When you’re browsing the web, you’re not transferring any specific personal data to and from the websites you visit. The method of data transfer between your computer and the websites, known as “http”, is technically insecure, in that someone could intercept the data you’re being sent by the website and understand it. But the data is just the content of a public website, so this is hardly important, right?
Things change, however, when you fill in a form or otherwise send personal data across the internet. For this, the “http” method of data transfer is not secure, and so an encrypted version was developed, called “https”. Changing from one to the other is all seamless to web users, so you may never have even known or thought about this before. But if you ever see a web page starting with “https”, you’ll know that any data you send is “secure”.
Google, however, has joined a growing call for all web browsing and data transfer to be secured in this way. If you’re interested, there’s a whole presentation about it here. Proponents say that if the whole web worked on “https”, you could be sure that you’re communicating with who you think you are, that the data has not been tampered with, and that the “conversation” has been thoroughly encrypted anyway. Sites like gov.uk appear to be https by default already, and Google would like to encourage the whole web to be this way. The reason is not so much that it’s dangerous for someone to find out how one visitor has interacted with one website, but the consequences of huge amounts of eavesdropped data being collected, and the pictures that might paint.

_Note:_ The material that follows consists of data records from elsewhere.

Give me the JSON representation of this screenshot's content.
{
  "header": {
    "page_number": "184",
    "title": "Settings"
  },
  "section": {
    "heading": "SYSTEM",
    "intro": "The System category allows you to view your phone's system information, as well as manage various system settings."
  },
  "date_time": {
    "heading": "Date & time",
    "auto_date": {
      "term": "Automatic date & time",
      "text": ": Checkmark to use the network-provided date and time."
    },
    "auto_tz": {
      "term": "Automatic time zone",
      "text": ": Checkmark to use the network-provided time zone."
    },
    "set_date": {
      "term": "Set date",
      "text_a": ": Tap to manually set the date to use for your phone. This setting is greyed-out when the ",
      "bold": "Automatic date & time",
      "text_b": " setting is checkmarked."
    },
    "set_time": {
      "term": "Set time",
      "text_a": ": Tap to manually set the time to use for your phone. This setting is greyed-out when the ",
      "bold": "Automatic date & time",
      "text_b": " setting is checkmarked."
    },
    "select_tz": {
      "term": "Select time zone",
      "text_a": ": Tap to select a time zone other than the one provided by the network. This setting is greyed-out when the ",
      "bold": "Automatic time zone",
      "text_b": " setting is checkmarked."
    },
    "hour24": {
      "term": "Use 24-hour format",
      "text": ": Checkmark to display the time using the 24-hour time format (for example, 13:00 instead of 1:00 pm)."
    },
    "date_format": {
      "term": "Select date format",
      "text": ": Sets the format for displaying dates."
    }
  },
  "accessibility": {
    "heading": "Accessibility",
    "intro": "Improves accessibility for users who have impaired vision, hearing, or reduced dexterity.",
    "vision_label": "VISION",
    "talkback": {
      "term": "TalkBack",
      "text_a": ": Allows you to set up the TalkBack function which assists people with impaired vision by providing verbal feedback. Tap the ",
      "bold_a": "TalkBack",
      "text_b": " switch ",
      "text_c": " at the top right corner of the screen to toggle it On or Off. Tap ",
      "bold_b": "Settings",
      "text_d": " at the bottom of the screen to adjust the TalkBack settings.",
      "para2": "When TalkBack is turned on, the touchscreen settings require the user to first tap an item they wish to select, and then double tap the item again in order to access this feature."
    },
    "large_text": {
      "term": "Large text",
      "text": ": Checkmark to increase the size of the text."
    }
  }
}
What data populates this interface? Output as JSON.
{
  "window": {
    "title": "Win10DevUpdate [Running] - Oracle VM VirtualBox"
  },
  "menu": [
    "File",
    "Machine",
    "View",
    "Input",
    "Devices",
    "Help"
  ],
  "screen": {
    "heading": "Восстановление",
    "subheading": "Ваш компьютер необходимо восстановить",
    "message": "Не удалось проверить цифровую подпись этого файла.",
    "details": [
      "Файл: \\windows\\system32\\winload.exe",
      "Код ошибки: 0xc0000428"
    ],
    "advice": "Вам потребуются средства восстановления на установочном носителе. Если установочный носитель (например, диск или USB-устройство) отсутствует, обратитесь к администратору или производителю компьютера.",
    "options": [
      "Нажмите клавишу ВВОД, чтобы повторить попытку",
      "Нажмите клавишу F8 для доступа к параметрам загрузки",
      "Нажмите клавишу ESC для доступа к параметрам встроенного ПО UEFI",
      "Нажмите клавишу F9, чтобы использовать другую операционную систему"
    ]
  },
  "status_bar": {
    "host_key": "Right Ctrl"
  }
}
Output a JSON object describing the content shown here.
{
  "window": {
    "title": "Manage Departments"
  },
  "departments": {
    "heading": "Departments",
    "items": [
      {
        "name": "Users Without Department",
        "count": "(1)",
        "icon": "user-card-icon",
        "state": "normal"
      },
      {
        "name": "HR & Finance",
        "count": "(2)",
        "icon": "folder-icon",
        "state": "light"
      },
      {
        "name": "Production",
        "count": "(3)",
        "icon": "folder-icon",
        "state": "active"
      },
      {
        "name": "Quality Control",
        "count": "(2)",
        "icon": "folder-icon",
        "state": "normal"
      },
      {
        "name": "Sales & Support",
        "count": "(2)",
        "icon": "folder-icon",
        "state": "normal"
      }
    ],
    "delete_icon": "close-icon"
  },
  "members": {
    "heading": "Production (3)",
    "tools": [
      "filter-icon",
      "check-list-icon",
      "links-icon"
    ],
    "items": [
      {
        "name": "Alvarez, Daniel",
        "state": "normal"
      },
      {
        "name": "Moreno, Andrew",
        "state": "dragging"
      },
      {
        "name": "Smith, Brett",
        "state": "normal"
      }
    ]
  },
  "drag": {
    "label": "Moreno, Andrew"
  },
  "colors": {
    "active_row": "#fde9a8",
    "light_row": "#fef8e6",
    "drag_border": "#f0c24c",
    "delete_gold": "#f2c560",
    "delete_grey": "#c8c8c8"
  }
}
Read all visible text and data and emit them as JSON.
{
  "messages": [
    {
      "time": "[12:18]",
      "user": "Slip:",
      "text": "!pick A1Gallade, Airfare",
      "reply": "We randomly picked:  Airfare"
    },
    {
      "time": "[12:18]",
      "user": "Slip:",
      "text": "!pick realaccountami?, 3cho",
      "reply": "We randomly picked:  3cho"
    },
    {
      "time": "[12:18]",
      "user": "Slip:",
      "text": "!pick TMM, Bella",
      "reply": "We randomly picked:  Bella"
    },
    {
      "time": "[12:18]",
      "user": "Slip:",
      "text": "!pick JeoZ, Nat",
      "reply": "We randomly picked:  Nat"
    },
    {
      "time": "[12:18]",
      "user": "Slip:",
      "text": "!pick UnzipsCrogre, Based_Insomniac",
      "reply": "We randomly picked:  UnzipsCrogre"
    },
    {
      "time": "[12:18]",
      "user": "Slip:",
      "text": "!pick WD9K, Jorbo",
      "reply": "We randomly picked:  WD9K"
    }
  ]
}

So, realising that everyone needs a nudge, Google has dropped a bombshell with this statement: “Over the past few months we’ve been running tests taking into account whether sites use secure, encrypted connections as a signal in our search ranking algorithms. We’ve seen positive results, so we’re starting to use https as a ranking signal.”
Let’s just think about that. They’ve realised (and it’s hardly surprising) that secure sites are likely to be the type of “good” sites which should rank more highly in searches. And that’s exactly why they’re going take that into account. “For now it’s only a very lightweight signal”, they say, but you can rest assured that it’ll become more significant in the future. Change to https and – even if it’s only slowly at first – your site will start to rank more highly in the Google search results.
So the question we should all be asking is: “Should I make my website https?”, followed closely by “…and how do I do that?” This is where it’s advantageous to have a good in-house IT department, or to work with independent web developers/hosts. There is a cost involved outside of their time, but it’s not major. If you’ve got someone to turn to, I would get their opinion on converting your site to https today.
For the rest of us who just use off-the-shelf hosting with “problem only” support, things are a lot more difficult. Unless you know a good website back-end developer who’s not already snowed under with work, you might have to wait until this becomes a standard offering from web hosts and you have a proper website rebuild. That could be a long time. But if you are planning a website rebuild any time soon, I’d advise you to make sure that a change to https is in the specification unless there’s a very good reason not to do so.